The Racket guide for Emacs also recommends to install Quack, which I happened to try long ago for an introductory course in programming for Bioinformatics where we were using Scheme (I was using Chicken Scheme at that time).
I believe DrRacket (formerly PLT Scheme) is really a great software to learn Scheme and do serious stuff with it, including computational science. I know people would not necessarily consider Racket as a pure Scheme language. By the way, here are some of the most upvoted questions on Stack Overflow:
- What is the best Scheme or LISP implementation for OS X?
- What are the differences between Clojure, Scheme/Racket and Common Lisp?
- Dr Racket problems with SICP
For example, using a toy demo from Racket website, here is how it looks under the native Mac app:
And here is the same script processed through Emacs Geiser:
With Emacs, you just have to
M-x run-geiser to start the REPL (it is
pretty fast to come up, unlike Clojure REPL).
Geiser targets both Racket and Guile, I decided to compile Guile.
I tried to install Guile some time ago, following a suggestion on
Cross Validated where I
provided a brief illustration with Scheme. But it soon reached to the point
where I had too much dependencies to manage and I finally gave up. This
time, it works perfectly well, and I suspect that this is because I added
all those dependencies in the mean time (in particular, to install
Pyret is a programming language designed to serve as an outstanding choice for programming education while exploring the confluence of scripting and functional programming.

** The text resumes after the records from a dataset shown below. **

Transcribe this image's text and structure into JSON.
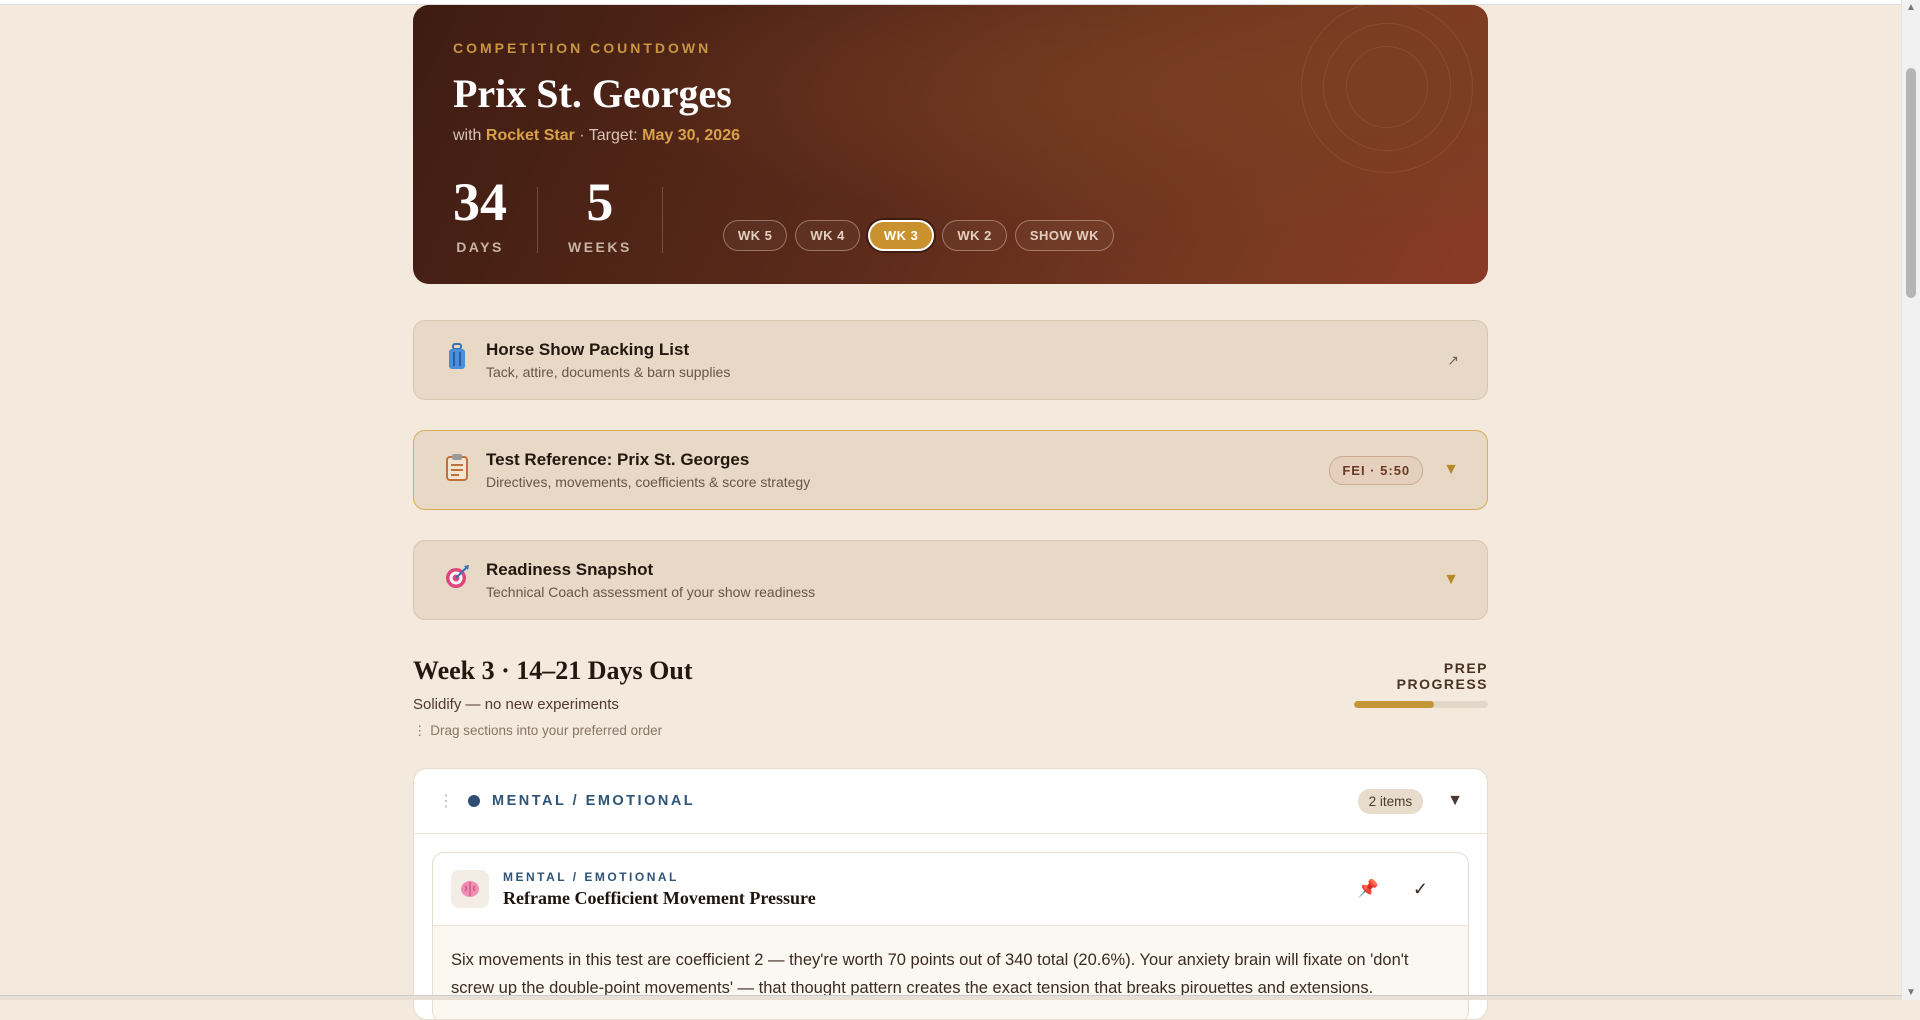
{
  "hero": {
    "eyebrow": "COMPETITION COUNTDOWN",
    "title": "Prix St. Georges",
    "with_label": "with",
    "horse": "Rocket Star",
    "sep_target": "· Target:",
    "target_date": "May 30, 2026",
    "days_value": "34",
    "days_label": "DAYS",
    "weeks_value": "5",
    "weeks_label": "WEEKS",
    "pills": [
      "WK 5",
      "WK 4",
      "WK 3",
      "WK 2",
      "SHOW WK"
    ],
    "active_pill": "WK 3"
  },
  "cards": {
    "packing": {
      "icon": "luggage-icon",
      "title": "Horse Show Packing List",
      "desc": "Tack, attire, documents & barn supplies",
      "arrow": "↗"
    },
    "test": {
      "icon": "clipboard-icon",
      "title": "Test Reference: Prix St. Georges",
      "desc": "Directives, movements, coefficients & score strategy",
      "badge": "FEI · 5:50",
      "caret": "▼"
    },
    "readiness": {
      "icon": "target-icon",
      "title": "Readiness Snapshot",
      "desc": "Technical Coach assessment of your show readiness",
      "caret": "▼"
    }
  },
  "week": {
    "title": "Week 3 · 14–21 Days Out",
    "subtitle": "Solidify — no new experiments",
    "drag_hint": "⋮ Drag sections into your preferred order",
    "progress_label": "PREP PROGRESS",
    "progress_fraction": 0.6
  },
  "section": {
    "title": "MENTAL / EMOTIONAL",
    "count": "2 items",
    "caret": "▼",
    "color": "#2e4f73",
    "item": {
      "icon": "brain-icon",
      "category": "MENTAL / EMOTIONAL",
      "title": "Reframe Coefficient Movement Pressure",
      "body": "Six movements in this test are coefficient 2 — they're worth 70 points out of 340 total (20.6%). Your anxiety brain will fixate on 'don't screw up the double-point movements' — that thought pattern creates the exact tension that breaks pirouettes and extensions."
    }
  },
  "colors": {
    "accent": "#c9922e",
    "hero_bg": "#5b2a1a",
    "page_bg": "#f3e9dc"
  }
}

Emacs 24.4 is available for OS X on http://emacsformacosx.com/ (check the Nightlies builds), and it comes with pretiffy,(a) see also What's new in Emacs 24.4. By the way, I learned that Emacs 24.3 suffers from a problem when rendering sRGB color, which explains why I got some strange problems with powerline. (b)
(a) I use